Learning on Vacation
I am so fortunate to have the opportunity to vacation in Europe this summer. So far I’ve traipsed around Paris and Lyon, France. I’m currently en route to Geneva, Switzerland, and then will make my way to Novelle, France, and back to Paris before we head home.
One strange thing about a long vacation for me is all of this time without my instrument. At first the idea always seems good, but by around day 3 I miss it so much. There are so many things one can do to practice sans instrument (blog post about this coming soon!) but it’s just not quite the same.
There is a MAJOR heat wave in Europe right now, which sent me and my terrible French skills on a wild goose chase for an electric fan in Lyon. What was meant to take about an hour ended up taking near three, but it was so worth it!
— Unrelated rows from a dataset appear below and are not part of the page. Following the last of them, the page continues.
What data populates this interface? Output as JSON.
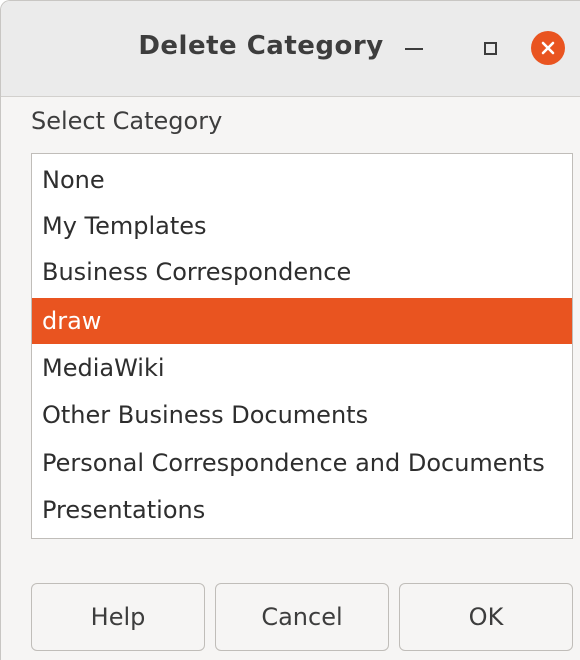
{
  "window": {
    "title": "Delete Category"
  },
  "dialog": {
    "section_label": "Select Category",
    "categories": [
      "None",
      "My Templates",
      "Business Correspondence",
      "draw",
      "MediaWiki",
      "Other Business Documents",
      "Personal Correspondence and Documents",
      "Presentations"
    ],
    "selected": "draw"
  },
  "buttons": {
    "help": "Help",
    "cancel": "Cancel",
    "ok": "OK"
  },
  "colors": {
    "accent": "#e95420"
  },
  "icons": {
    "minimize": "minimize-icon",
    "maximize": "maximize-icon",
    "close": "close-icon"
  }
}
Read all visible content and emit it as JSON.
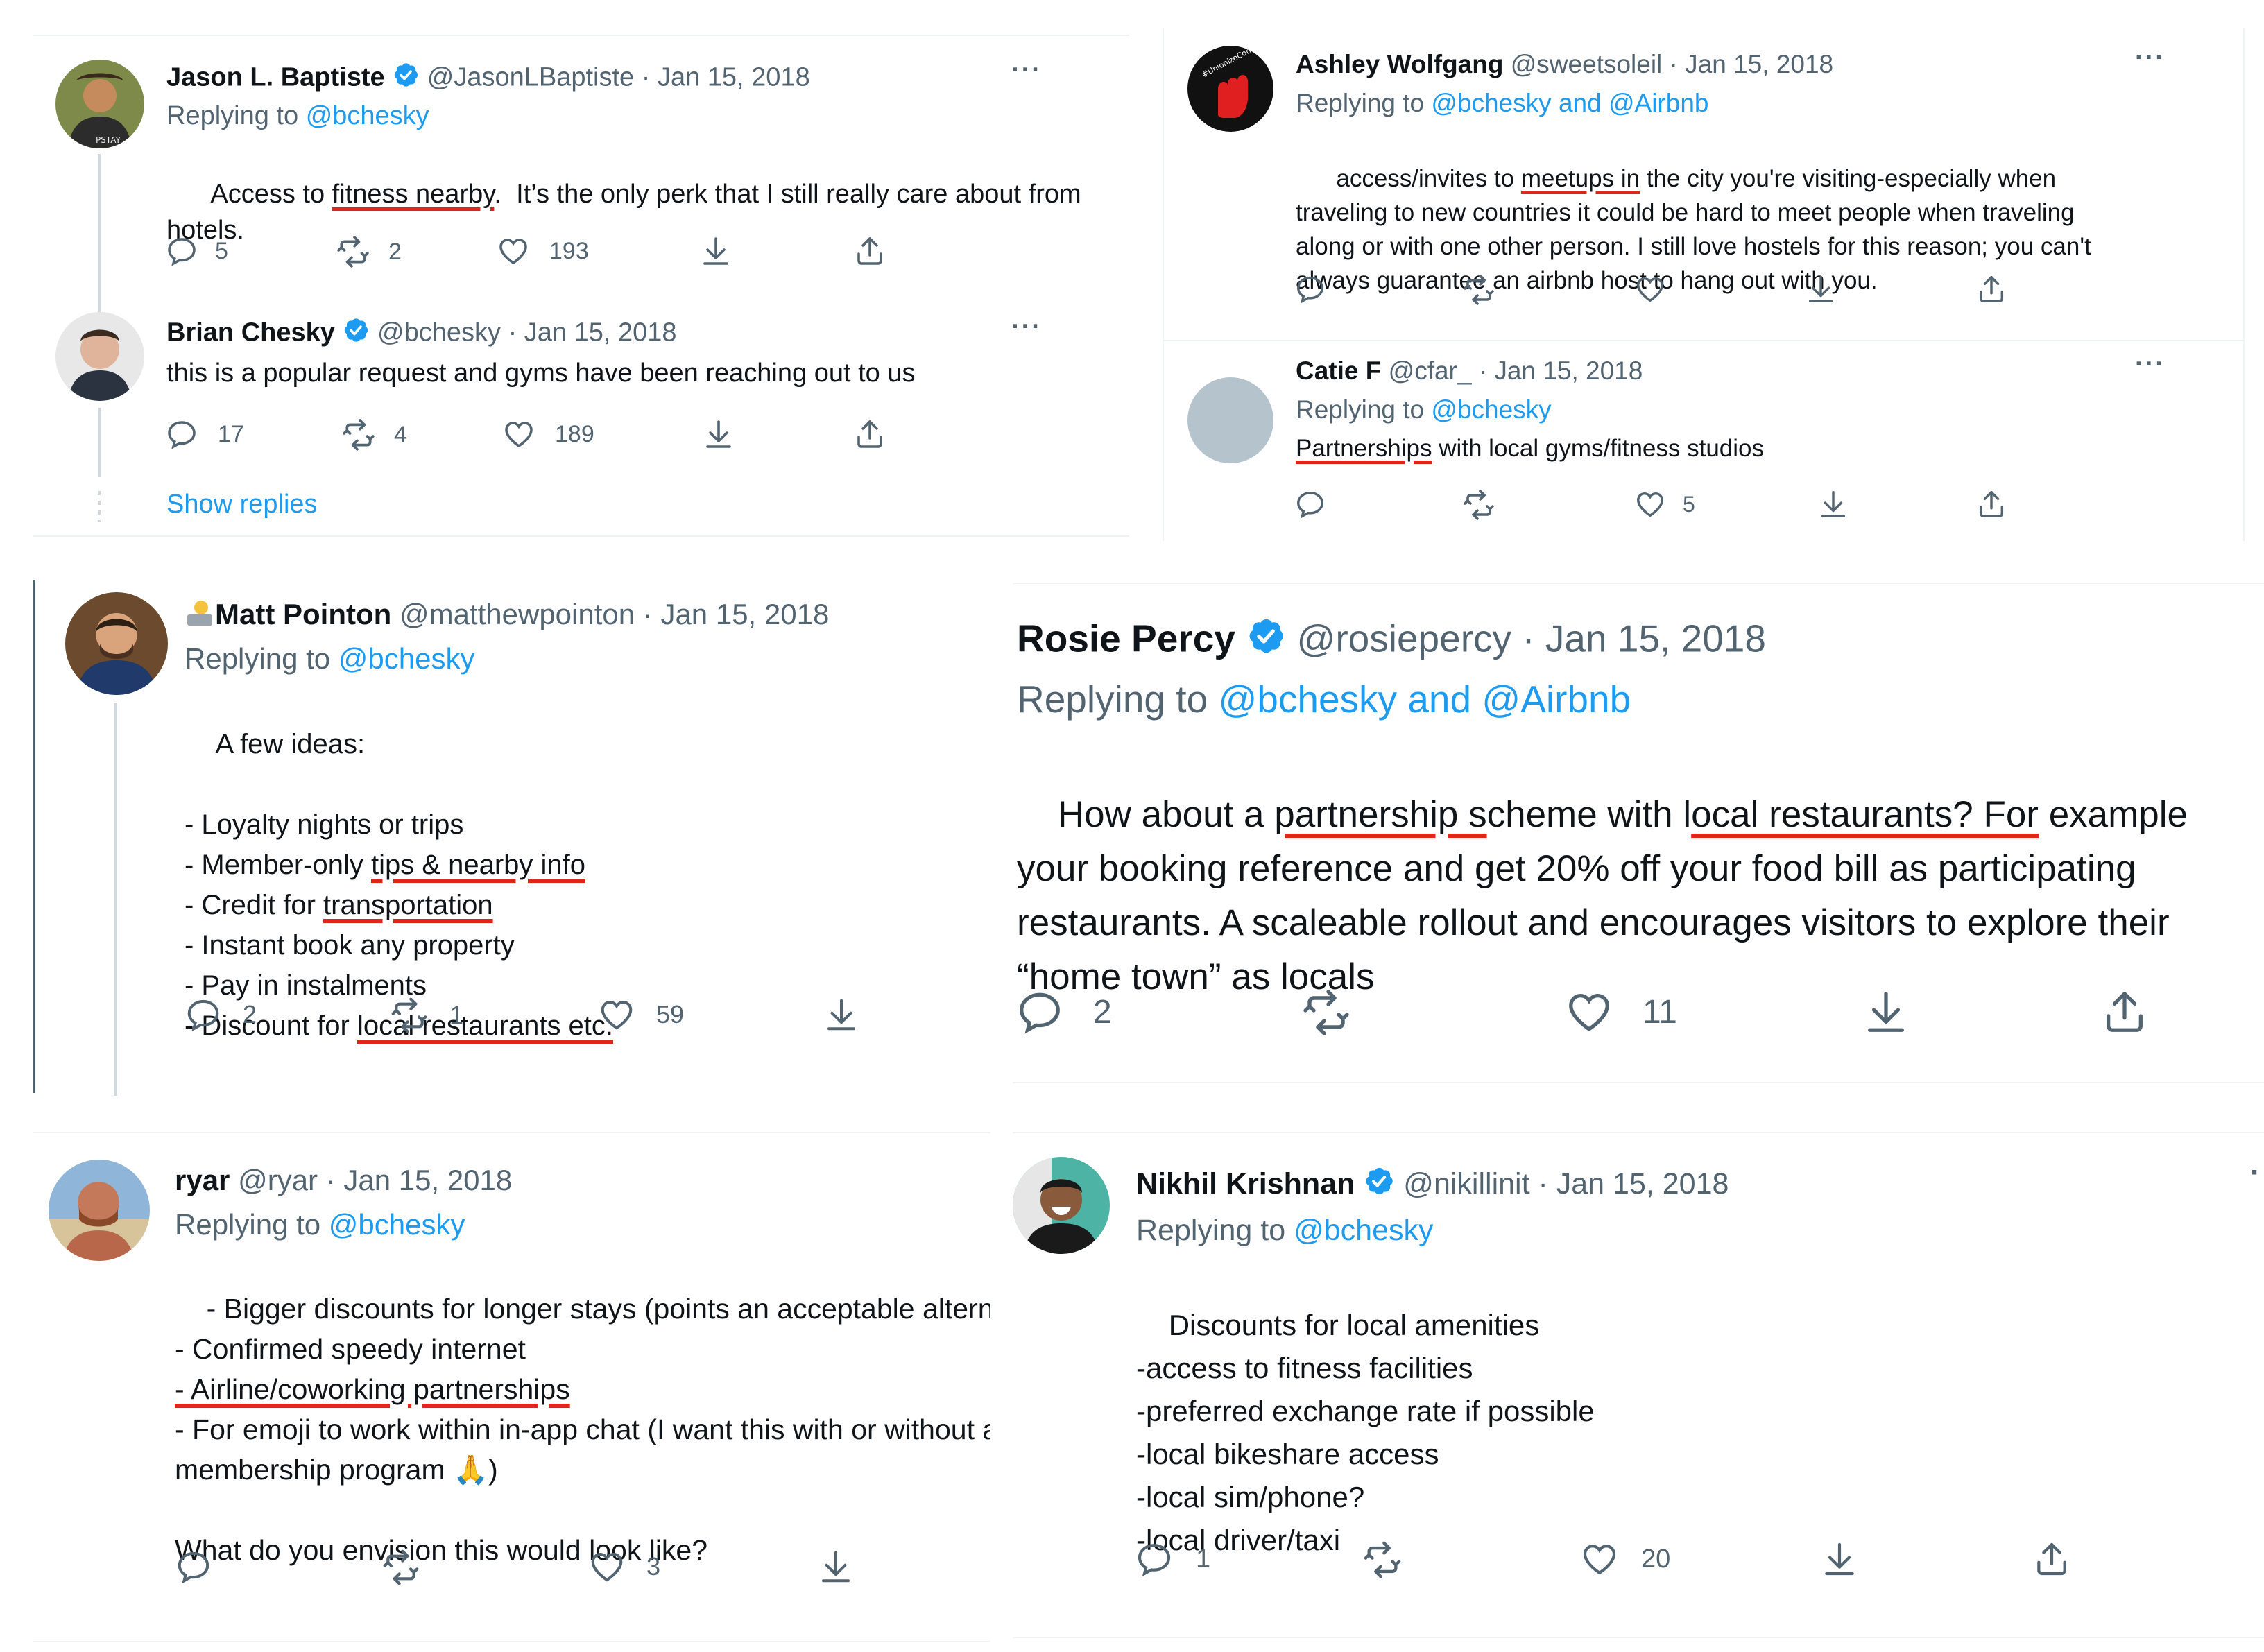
{
  "colors": {
    "link": "#1d9bf0",
    "text": "#0f1419",
    "muted": "#536471",
    "underline": "#e0261a",
    "verified": "#1d9bf0"
  },
  "panel_a": {
    "t1": {
      "name": "Jason L. Baptiste",
      "handle": "@JasonLBaptiste",
      "date": "· Jan 15, 2018",
      "reply_prefix": "Replying to",
      "reply_link": "@bchesky",
      "body_1": "Access to",
      "body_u": "fitness nearby",
      "body_2": ".  It’s the only perk that I still really care about from",
      "body_3": "hotels.",
      "avatar_text": "PSTAY",
      "replies": "5",
      "retweets": "2",
      "likes": "193",
      "more": "···"
    },
    "t2": {
      "name": "Brian Chesky",
      "handle": "@bchesky",
      "date": "· Jan 15, 2018",
      "body": "this is a popular request and gyms have been reaching out to us",
      "replies": "17",
      "retweets": "4",
      "likes": "189",
      "more": "···"
    },
    "show_replies": "Show replies"
  },
  "panel_b": {
    "t1": {
      "name": "Ashley Wolfgang",
      "handle": "@sweetsoleil",
      "date": "· Jan 15, 2018",
      "reply_prefix": "Replying to",
      "reply_link": "@bchesky and @Airbnb",
      "avatar_text": "#UnionizeCondé",
      "line1_a": "access/invites to",
      "line1_u": "meetups in",
      "line1_b": "the city you're visiting-especially when",
      "line2": "traveling to new countries it could be hard to meet people when traveling",
      "line3": "along or with one other person. I still love hostels for this reason; you can't",
      "line4": "always guarantee an airbnb host to hang out with you.",
      "more": "···"
    },
    "t2": {
      "name": "Catie F",
      "handle": "@cfar_",
      "date": "· Jan 15, 2018",
      "reply_prefix": "Replying to",
      "reply_link": "@bchesky",
      "body_u": "Partnerships",
      "body_rest": " with local gyms/fitness studios",
      "likes": "5",
      "more": "···"
    }
  },
  "panel_c": {
    "name": "Matt Pointon",
    "handle": "@matthewpointon",
    "date": "· Jan 15, 2018",
    "reply_prefix": "Replying to",
    "reply_link": "@bchesky",
    "intro": "A few ideas:",
    "l1": "- Loyalty nights or trips",
    "l2_a": "- Member-only ",
    "l2_u": "tips & nearby info",
    "l3_a": "- Credit for ",
    "l3_u": "transportation",
    "l4": "- Instant book any property",
    "l5": "- Pay in instalments",
    "l6_a": "- Discount for ",
    "l6_u": "local restaurants etc.",
    "replies": "2",
    "retweets": "1",
    "likes": "59"
  },
  "panel_d": {
    "name": "Rosie Percy",
    "handle": "@rosiepercy",
    "date": "· Jan 15, 2018",
    "reply_prefix": "Replying to",
    "reply_link": "@bchesky and @Airbnb",
    "l1_a": "How about a ",
    "l1_u1": "partnership s",
    "l1_b": "cheme with l",
    "l1_u2": "ocal restaurants? For",
    "l1_c": " example",
    "l2": "your booking reference and get 20% off your food bill as participating",
    "l3": "restaurants. A scaleable rollout and encourages visitors to explore their",
    "l4": "“home town” as locals",
    "replies": "2",
    "likes": "11"
  },
  "panel_e": {
    "name": "ryar",
    "handle": "@ryar",
    "date": "· Jan 15, 2018",
    "reply_prefix": "Replying to",
    "reply_link": "@bchesky",
    "l1": "- Bigger discounts for longer stays (points an acceptable alternative)",
    "l2": "- Confirmed speedy internet",
    "l3_u": "- Airline/coworking partnerships",
    "l4": "- For emoji to work within in-app chat (I want this with or without a",
    "l5_a": "membership program ",
    "l5_emoji": "🙏",
    "l5_b": ")",
    "l6": "What do you envision this would look like?",
    "likes": "3"
  },
  "panel_f": {
    "name": "Nikhil Krishnan",
    "handle": "@nikillinit",
    "date": "· Jan 15, 2018",
    "reply_prefix": "Replying to",
    "reply_link": "@bchesky",
    "l1": "Discounts for local amenities",
    "l2": "-access to fitness facilities",
    "l3": "-preferred exchange rate if possible",
    "l4": "-local bikeshare access",
    "l5": "-local sim/phone?",
    "l6": "-local driver/taxi",
    "replies": "1",
    "likes": "20",
    "more": "·"
  }
}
After my first unsuccessful venture, I roamed around looking for the second place I’d marked on the city map the hotel had given me. (Note to self: those maps are NEVER to scale!) I never found the store I was looking for, but I did wander into a sheet music store that I saw along the way.
After Patelson’s closed in NY this year, I resigned myself to the idea that I’d always have to shop for sheet music online. I can’t begin to explain the nerdy euphoria I felt when I opened the door and saw all of that music. I said greeted the shopkeeper and asked her “Est-ce que vouz avez de la musique pour violon?” (Do you have music for violin?)
She replied that they did, and showed me to the section.
I had a great time browsing the shelves and ended up buying three books that I’ll use with my young and intermediate students. Here is a sneak peak:
As I paid for my items, the shopkeeper asked about me and what I’d chosen. I told her in my mediocre French that I was a Suzuki violin and viola teacher and that I was delighted to find her store, as our brick and mortar music stores are gone.
Finally as I was ready to leave, I thanked her again and apologized for my terrible French.
She then flashed a giant smile and said to me “Je vous comprends.” (I understand you.)
The way she made me feel in that moment is how I want my students to feel with me. It was a truly lovely experience and I can’t wait to get home and share this new music with my students.*
*I did kind of ruin that beautiful moment at the end by telling her in French that I am so pretty rather than so happy. Oops! Got a good chuckle, though, and I won’t mix up those words again!